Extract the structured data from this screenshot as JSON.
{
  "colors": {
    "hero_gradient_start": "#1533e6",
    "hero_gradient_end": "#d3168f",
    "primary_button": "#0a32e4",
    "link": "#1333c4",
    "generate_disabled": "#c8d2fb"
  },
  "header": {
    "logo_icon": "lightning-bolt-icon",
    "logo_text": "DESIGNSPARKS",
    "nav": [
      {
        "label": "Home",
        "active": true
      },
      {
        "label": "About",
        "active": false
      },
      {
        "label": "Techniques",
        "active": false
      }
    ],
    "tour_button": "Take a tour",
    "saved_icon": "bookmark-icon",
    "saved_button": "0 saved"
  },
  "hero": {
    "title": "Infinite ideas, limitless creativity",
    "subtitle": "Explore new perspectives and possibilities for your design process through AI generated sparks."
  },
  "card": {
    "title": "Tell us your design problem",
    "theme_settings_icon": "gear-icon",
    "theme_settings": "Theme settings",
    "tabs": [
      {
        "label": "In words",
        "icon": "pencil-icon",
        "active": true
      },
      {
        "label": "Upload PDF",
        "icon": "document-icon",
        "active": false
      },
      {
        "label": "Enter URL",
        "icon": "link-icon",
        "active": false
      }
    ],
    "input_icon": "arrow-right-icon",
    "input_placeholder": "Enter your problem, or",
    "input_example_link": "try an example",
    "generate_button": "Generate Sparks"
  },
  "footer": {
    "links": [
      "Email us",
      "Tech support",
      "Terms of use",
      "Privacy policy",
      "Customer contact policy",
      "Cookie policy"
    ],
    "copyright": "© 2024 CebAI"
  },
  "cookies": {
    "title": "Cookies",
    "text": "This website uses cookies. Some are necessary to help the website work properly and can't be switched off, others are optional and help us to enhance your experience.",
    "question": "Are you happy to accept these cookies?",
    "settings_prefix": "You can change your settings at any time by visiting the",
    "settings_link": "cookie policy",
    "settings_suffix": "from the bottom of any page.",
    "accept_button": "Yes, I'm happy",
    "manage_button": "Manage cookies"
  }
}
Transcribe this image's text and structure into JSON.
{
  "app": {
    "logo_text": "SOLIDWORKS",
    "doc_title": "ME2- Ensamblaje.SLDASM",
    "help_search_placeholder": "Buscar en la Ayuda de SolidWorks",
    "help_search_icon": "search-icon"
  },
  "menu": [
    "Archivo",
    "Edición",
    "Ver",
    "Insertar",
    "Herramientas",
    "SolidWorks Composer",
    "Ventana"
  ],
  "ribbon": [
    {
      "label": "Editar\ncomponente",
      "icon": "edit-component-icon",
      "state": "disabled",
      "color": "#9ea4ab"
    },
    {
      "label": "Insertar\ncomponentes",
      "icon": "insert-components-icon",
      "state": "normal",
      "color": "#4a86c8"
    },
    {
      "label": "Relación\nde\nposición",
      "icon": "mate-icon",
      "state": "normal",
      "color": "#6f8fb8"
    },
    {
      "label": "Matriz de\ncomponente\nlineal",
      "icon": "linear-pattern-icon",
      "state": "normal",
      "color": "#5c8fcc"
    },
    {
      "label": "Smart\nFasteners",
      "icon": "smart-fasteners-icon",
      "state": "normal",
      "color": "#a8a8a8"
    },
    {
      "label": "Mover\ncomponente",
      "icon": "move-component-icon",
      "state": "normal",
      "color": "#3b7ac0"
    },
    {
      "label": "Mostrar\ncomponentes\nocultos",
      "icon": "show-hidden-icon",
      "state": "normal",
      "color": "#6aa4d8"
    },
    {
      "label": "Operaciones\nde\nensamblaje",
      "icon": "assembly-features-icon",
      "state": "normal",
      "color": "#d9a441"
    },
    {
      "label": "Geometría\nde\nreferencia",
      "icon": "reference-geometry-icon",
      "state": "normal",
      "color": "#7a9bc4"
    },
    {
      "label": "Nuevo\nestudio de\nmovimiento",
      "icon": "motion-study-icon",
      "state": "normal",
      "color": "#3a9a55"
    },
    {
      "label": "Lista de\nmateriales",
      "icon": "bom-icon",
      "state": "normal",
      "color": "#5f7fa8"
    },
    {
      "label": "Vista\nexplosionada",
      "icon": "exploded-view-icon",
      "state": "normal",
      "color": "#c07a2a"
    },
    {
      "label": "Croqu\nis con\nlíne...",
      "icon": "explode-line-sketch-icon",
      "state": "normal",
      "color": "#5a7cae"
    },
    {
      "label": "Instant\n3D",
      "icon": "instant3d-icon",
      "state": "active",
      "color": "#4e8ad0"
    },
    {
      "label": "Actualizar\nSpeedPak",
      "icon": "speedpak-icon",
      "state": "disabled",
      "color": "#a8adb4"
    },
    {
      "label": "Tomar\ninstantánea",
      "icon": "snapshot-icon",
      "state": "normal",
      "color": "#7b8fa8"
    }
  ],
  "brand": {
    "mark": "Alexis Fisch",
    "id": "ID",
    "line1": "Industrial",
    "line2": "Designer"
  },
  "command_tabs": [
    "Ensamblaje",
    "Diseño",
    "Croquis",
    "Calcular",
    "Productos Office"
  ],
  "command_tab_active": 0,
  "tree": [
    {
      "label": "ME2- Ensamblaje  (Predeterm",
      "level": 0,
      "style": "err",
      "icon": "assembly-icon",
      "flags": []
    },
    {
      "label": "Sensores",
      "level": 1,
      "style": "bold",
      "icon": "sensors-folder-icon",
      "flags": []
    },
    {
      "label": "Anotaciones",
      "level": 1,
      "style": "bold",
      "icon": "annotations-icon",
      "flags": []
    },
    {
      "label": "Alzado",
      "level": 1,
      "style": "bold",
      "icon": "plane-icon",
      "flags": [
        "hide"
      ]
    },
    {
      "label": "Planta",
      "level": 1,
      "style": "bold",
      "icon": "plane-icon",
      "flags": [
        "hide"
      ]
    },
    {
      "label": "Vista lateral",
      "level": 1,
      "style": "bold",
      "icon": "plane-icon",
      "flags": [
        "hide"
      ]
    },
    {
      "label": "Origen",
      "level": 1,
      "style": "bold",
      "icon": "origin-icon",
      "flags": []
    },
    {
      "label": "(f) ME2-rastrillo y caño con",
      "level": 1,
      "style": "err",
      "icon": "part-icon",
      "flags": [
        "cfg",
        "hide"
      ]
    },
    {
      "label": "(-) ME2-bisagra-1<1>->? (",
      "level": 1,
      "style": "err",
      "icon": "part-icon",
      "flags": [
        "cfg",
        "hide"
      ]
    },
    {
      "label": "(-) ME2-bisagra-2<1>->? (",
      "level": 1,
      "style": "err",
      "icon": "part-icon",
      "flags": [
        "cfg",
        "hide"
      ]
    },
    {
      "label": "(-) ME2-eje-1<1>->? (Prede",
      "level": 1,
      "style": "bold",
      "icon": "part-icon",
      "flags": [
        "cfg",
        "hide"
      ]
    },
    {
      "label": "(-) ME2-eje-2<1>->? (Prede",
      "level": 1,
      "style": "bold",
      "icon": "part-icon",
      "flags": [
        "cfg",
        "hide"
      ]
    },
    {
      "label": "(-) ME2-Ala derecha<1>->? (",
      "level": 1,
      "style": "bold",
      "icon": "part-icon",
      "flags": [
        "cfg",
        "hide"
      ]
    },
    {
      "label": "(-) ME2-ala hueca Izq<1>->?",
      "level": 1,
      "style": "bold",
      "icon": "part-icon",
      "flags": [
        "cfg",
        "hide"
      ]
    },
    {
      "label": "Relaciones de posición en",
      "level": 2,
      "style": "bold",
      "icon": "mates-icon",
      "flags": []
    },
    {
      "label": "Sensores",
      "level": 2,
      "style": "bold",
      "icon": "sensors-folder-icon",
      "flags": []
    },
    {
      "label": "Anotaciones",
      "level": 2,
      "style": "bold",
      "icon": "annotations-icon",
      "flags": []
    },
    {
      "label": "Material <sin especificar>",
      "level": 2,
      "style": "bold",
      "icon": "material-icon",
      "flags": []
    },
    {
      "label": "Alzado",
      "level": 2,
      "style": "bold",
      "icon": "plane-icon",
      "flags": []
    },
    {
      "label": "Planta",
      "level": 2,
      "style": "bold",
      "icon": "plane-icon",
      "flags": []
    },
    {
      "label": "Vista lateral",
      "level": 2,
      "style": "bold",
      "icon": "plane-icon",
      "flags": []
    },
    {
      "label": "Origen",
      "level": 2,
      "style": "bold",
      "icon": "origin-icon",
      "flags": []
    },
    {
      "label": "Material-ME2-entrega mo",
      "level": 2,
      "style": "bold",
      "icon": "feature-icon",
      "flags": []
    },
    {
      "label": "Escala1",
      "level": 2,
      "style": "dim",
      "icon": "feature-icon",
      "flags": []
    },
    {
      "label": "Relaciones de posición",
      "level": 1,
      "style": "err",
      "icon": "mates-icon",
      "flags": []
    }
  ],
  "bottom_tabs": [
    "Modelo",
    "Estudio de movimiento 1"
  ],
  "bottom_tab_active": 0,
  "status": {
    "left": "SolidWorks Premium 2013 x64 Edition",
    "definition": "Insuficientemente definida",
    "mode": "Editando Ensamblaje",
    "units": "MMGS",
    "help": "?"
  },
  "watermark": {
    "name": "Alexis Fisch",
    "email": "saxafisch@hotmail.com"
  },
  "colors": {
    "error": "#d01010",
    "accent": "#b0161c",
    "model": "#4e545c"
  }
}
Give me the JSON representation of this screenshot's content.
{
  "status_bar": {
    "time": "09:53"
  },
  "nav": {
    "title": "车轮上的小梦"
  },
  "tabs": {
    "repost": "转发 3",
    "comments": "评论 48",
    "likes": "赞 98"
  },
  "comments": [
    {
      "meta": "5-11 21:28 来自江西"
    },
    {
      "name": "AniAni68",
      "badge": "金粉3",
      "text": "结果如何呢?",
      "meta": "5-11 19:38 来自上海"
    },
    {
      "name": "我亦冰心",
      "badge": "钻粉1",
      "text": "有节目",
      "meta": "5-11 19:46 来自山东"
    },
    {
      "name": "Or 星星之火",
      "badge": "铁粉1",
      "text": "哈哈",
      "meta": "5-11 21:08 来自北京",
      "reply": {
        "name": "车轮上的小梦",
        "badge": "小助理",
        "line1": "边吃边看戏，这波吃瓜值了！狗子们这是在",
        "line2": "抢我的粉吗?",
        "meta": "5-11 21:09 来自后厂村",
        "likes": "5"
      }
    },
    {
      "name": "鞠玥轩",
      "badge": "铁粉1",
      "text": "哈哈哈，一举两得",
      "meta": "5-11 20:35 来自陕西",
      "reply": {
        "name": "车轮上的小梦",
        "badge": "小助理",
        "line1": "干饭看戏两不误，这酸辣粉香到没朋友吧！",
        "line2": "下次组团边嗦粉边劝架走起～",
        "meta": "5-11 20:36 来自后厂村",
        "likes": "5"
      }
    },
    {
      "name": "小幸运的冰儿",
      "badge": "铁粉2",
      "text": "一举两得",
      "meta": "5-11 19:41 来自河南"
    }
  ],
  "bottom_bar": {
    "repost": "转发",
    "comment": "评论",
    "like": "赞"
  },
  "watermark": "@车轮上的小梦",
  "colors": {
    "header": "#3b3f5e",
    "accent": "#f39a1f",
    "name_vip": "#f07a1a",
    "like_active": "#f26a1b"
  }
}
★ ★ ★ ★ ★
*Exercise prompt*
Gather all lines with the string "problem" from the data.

*Expected output*
    "title": "Tell us your design problem",
    "input_placeholder": "Enter your problem, or",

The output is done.